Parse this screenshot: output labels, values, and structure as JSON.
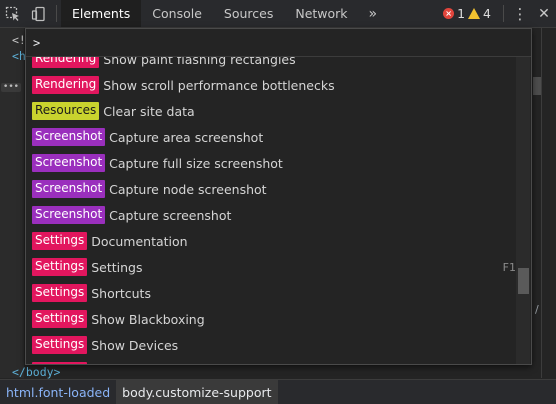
{
  "toolbar": {
    "tabs": [
      "Elements",
      "Console",
      "Sources",
      "Network"
    ],
    "more_tabs": "»",
    "error_count": "1",
    "warning_count": "4",
    "error_glyph": "×",
    "kebab_glyph": "⋮",
    "close_glyph": "✕"
  },
  "background": {
    "frag1": "<!",
    "frag2": "<h",
    "ellipsis": "•••",
    "body_close": "</body>",
    "right_frag": "/"
  },
  "command_menu": {
    "prompt": ">",
    "input_value": "",
    "items": [
      {
        "category": "Rendering",
        "label": "Show paint flashing rectangles",
        "type": "rendering",
        "shortcut": ""
      },
      {
        "category": "Rendering",
        "label": "Show scroll performance bottlenecks",
        "type": "rendering",
        "shortcut": ""
      },
      {
        "category": "Resources",
        "label": "Clear site data",
        "type": "resources",
        "shortcut": ""
      },
      {
        "category": "Screenshot",
        "label": "Capture area screenshot",
        "type": "screenshot",
        "shortcut": ""
      },
      {
        "category": "Screenshot",
        "label": "Capture full size screenshot",
        "type": "screenshot",
        "shortcut": ""
      },
      {
        "category": "Screenshot",
        "label": "Capture node screenshot",
        "type": "screenshot",
        "shortcut": ""
      },
      {
        "category": "Screenshot",
        "label": "Capture screenshot",
        "type": "screenshot",
        "shortcut": ""
      },
      {
        "category": "Settings",
        "label": "Documentation",
        "type": "settings",
        "shortcut": ""
      },
      {
        "category": "Settings",
        "label": "Settings",
        "type": "settings",
        "shortcut": "F1"
      },
      {
        "category": "Settings",
        "label": "Shortcuts",
        "type": "settings",
        "shortcut": ""
      },
      {
        "category": "Settings",
        "label": "Show Blackboxing",
        "type": "settings",
        "shortcut": ""
      },
      {
        "category": "Settings",
        "label": "Show Devices",
        "type": "settings",
        "shortcut": ""
      },
      {
        "category": "Settings",
        "label": "",
        "type": "settings",
        "shortcut": ""
      }
    ]
  },
  "breadcrumbs": [
    "html.font-loaded",
    "body.customize-support"
  ],
  "colors": {
    "rendering": "#e2165e",
    "settings": "#e2165e",
    "resources": "#c9d32e",
    "screenshot": "#9a2fbd",
    "error": "#e2453c",
    "warning": "#f2c230"
  }
}
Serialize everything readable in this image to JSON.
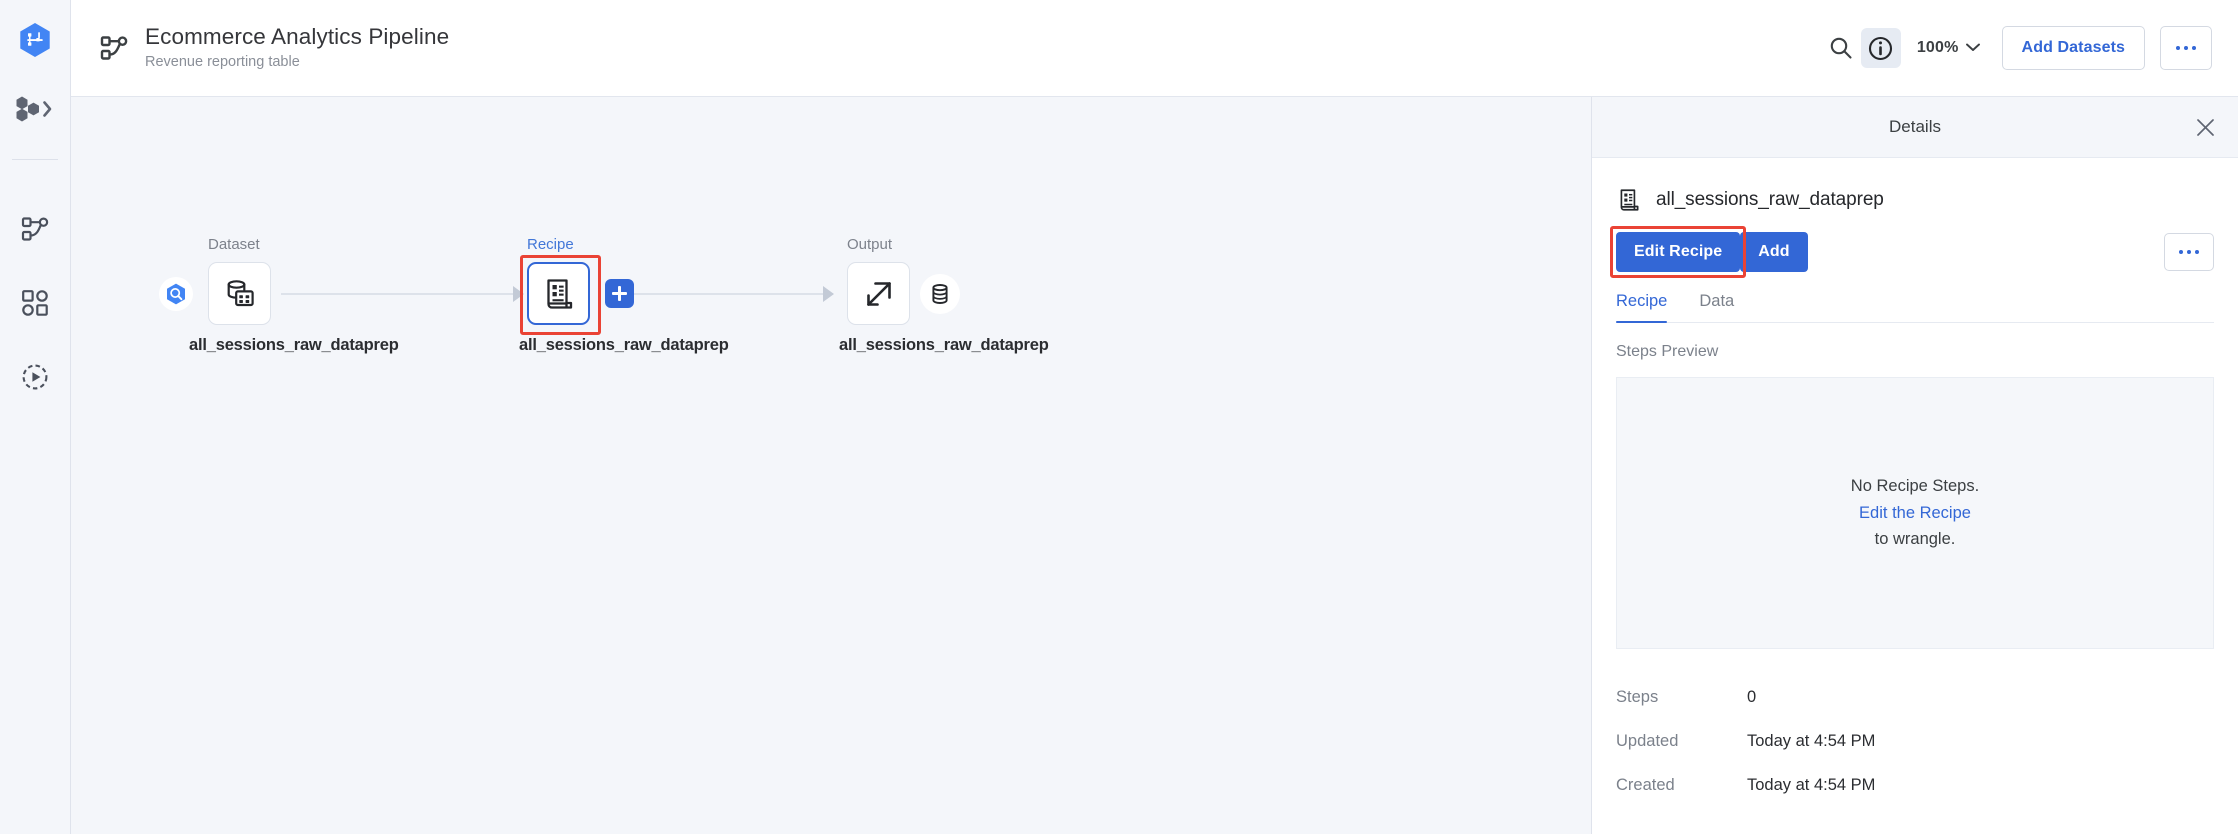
{
  "sidebar": {
    "logo": {
      "name": "dataprep-logo",
      "glyph": "hexagon-logo-icon"
    },
    "flows_switcher": {
      "name": "workspace-switcher",
      "glyph": "hexagons-icon"
    },
    "items": [
      {
        "id": "flows",
        "label": "Flows",
        "icon": "flow-graph-icon"
      },
      {
        "id": "library",
        "label": "Library",
        "icon": "grid-squares-icon"
      },
      {
        "id": "jobs",
        "label": "Job Runs",
        "icon": "play-circle-icon"
      }
    ]
  },
  "header": {
    "icon": "flow-graph-icon",
    "title": "Ecommerce Analytics Pipeline",
    "subtitle": "Revenue reporting table",
    "search_icon": "search-icon",
    "info_icon": "info-circle-icon",
    "zoom_level": "100%",
    "zoom_caret": "chevron-down-icon",
    "add_datasets_label": "Add Datasets",
    "more_icon": "ellipsis-icon"
  },
  "canvas": {
    "nodes": [
      {
        "kind": "Dataset",
        "label": "all_sessions_raw_dataprep",
        "icon": "database-table-icon",
        "badge": "bigquery-icon",
        "selected": false
      },
      {
        "kind": "Recipe",
        "label": "all_sessions_raw_dataprep",
        "icon": "recipe-document-icon",
        "badge": null,
        "selected": true
      },
      {
        "kind": "Output",
        "label": "all_sessions_raw_dataprep",
        "icon": "output-arrow-icon",
        "badge": "database-cylinder-icon",
        "selected": false
      }
    ],
    "add_node_icon": "plus-icon"
  },
  "details": {
    "title": "Details",
    "close_icon": "close-icon",
    "entity_icon": "recipe-document-icon",
    "entity_name": "all_sessions_raw_dataprep",
    "primary_button": "Edit Recipe",
    "secondary_button": "Add",
    "more_icon": "ellipsis-icon",
    "tabs": [
      {
        "label": "Recipe",
        "active": true
      },
      {
        "label": "Data",
        "active": false
      }
    ],
    "steps_preview_label": "Steps Preview",
    "empty_state": {
      "line1": "No Recipe Steps.",
      "link": "Edit the Recipe",
      "line2": "to wrangle."
    },
    "meta": [
      {
        "key": "Steps",
        "value": "0"
      },
      {
        "key": "Updated",
        "value": "Today at 4:54 PM"
      },
      {
        "key": "Created",
        "value": "Today at 4:54 PM"
      }
    ]
  },
  "colors": {
    "accent": "#3367d6",
    "highlight": "#ea4335",
    "canvas_bg": "#f4f6fa",
    "panel_header_bg": "#f4f6fa",
    "text": "#3c4043",
    "muted": "#7b818b"
  }
}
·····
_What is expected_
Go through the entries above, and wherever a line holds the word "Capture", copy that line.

_Solution for this exercise_
        "label": "Capture area screenshot",
        "label": "Capture full size screenshot",
        "label": "Capture node screenshot",
        "label": "Capture screenshot",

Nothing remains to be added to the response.